Facts About Gardening Myths
Developing a garden is one of the most fulfilling activities you can do in your pastime. Knowing that your hands will be getting a little bit dirty, but trust me, it’s worth it! Starting an aromatic herb garden, growing delightful vegetables, or a beautiful bed of fragrant flowers is exciting! I know that it can be challenging to start, most especially if you don’t even know what is gardening, and asking yourself what do plants need to grow, still there’s no reason to complicate things, because lots of helpful gardening advice has been handed down over the generations, yet you have to be careful because false information also continues to be shared online.
I read some myths from the book of Jeff Gillman and Meleah Maynard’s “Decoding Gardening Advice: The Science Behind the 100 Most Common Recommendations”. I go after this gardening advice because they provide some brilliant, reliable, and research-based answers to the most asked questions. So here are the nine of my favorite myths and the facts we should all consider in gardening.
Don’t plant flowers under trees. (Myth)
(Fact)•Flower beds look beautiful under the trees.
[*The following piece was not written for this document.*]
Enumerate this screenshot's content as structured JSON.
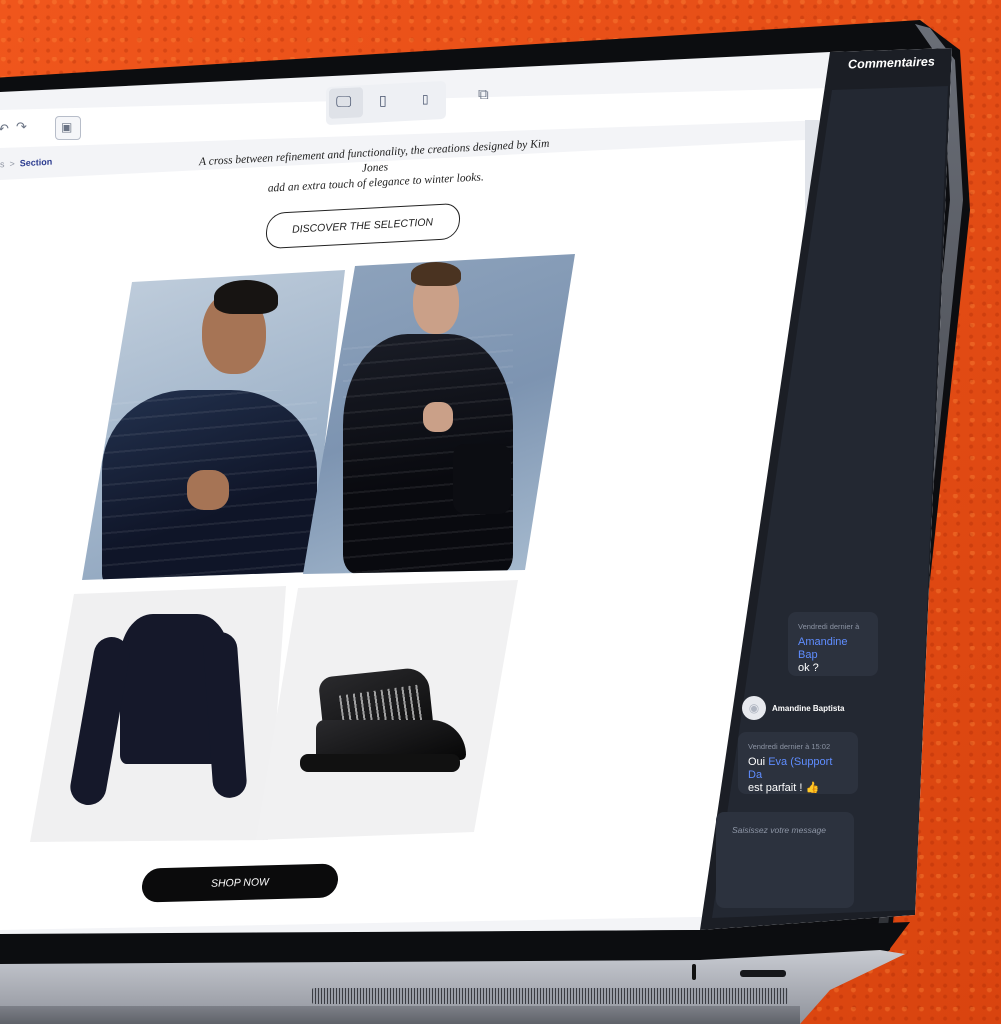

Flowers can essentially keep trees healthy because they are more sustainable than grass and require less water. To minimize the soil disturbance, you can use perennials and grow only small flower plants if possible.
Ladybugs are the best predators to release in the garden. (Myth)
(Fact) Ladybugs are considered beneficial to the garden that helps clear an area of mealybugs, aphids, mites, and other damaging insects. Ladybugs feed on vegetable-eating like those which are mentioned. Gillman and Maynard suggest to release predatory insects like a minute pirate bug, big-eyed bug, and green lacewing larvae on the field they like to feed on.
Full-sun plants grow only in full sun. (Myth)
(Fact) Gillman and Maynard explain that in between 9 a.m. to 5 p.m. or at least 6 hours only. Maynard has successfully planted “full-sun” flowers in places that take shorter than three hours of sunlight, with filtered sun in the afternoon, and it turns out that plants in the neighborhood that get much more light are healthier compared to the one planted. Anyhow, some gardeners recommended experimenting with low-priced plants to see if they can do something about it.
Divided shrubs will always come back. (Myth)
(Fact) Woody plants have these roots who aren’t flexible like other perennials. Divided shrubs may survive, but the ability to regenerate is absurd, which means they can no longer look the same as their natural shape before. The outgrowth shrubs like lilacs and spireas have many benefits, but preferably, the best way to produce shrubs is from snipping.
Veggies must have full sun. (Myth)
(Fact) Mostly full sun veggies need six hours straight of direct sunlight to thrive; this includes tomatoes, peppers, cucumbers, squash, and eggplant. But some vegetables need at least four hours of sunlight a day. These are usually listed as “partial sun” veggies in the garden. These are peas, beets, broccoli, cabbage, and onions. And more thing, full shade vegetables mean that these get only about 2-4 hours of sunlight. Veggies like kale, arugula, endive, lettuce, spinach, mustard greens are full shade vegetables.
Divide and transplant only in spring and autumn. (Myth)
(Fact) Spring, late summer and early autumn is the preferred time to transplant and divide many different kinds of plants, including spring-flowering perennials. Sheild transplants from the summer sun’s heat by doing it in the early morning, evening, or on cloudy days. Don’t forget to water the plants if they seem stressed. Avoid transplanting in early winter and when the ground is about to freeze because you may lose plants to the cold. You can leave the plants during their flowering and fruiting seasons and plan to transplant or divide them during their off-seasons.
Plant trees deeply. (Myth)
(Fact) Conforming to Gillman and Maynard, that planting trees profoundly is not a good idea. Roots that supply the largest amount of air, water, and nutrients are mere inches under the soil. Trees planted deeply may not be very healthy and seem like they are struggling to thrive. A tree may last until fall but will never survive the wintertime because of the damaged bark, which has insufficient food storage.
Change potting soil in containers every season. (Myth)
Fact: Gillman and Maynard coincide with a viable agreement that dumping soil every year can apparently kill potted plants. Exchanging out some plants will aid and retain your pots looking vivid and succulent from spring to winter. Everything can look perfect by switching out the plants to balance the seasons. You need to imagine big things for your container garden all year round.
Louie is the father behind the travel blog Browseeverywhere.com. He has a background in photography, E-commerce, and writing product reviews online at ConsumerReviews24. Traveling full time with his family was his ultimate past-time. If he’s not typing on his laptop, you can probably find him watching movies.